#### [Work instructions]
Say only the number of lines in the entries below that contain "individual".
Segment Start: Records to process
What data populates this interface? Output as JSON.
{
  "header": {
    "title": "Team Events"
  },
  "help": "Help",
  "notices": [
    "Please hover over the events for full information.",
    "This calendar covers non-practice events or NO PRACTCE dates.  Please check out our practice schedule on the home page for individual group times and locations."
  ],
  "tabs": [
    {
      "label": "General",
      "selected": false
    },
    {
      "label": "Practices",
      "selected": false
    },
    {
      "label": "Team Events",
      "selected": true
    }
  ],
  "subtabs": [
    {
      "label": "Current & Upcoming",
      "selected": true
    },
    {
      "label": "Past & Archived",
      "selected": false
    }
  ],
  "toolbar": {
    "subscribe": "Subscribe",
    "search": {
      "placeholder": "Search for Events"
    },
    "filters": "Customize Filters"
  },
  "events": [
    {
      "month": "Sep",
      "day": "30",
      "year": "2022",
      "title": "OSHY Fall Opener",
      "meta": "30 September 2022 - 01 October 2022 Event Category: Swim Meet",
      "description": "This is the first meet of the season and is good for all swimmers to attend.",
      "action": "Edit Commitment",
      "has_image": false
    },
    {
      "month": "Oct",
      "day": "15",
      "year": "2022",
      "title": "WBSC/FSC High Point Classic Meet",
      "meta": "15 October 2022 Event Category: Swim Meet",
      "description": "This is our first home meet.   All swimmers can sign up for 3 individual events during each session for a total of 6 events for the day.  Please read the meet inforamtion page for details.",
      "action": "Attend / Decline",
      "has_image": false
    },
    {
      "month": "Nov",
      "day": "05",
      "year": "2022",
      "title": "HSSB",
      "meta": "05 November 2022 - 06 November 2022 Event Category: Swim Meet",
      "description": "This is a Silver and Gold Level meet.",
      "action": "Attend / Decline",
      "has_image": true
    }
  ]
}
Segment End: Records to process
#### [Exercise result]
2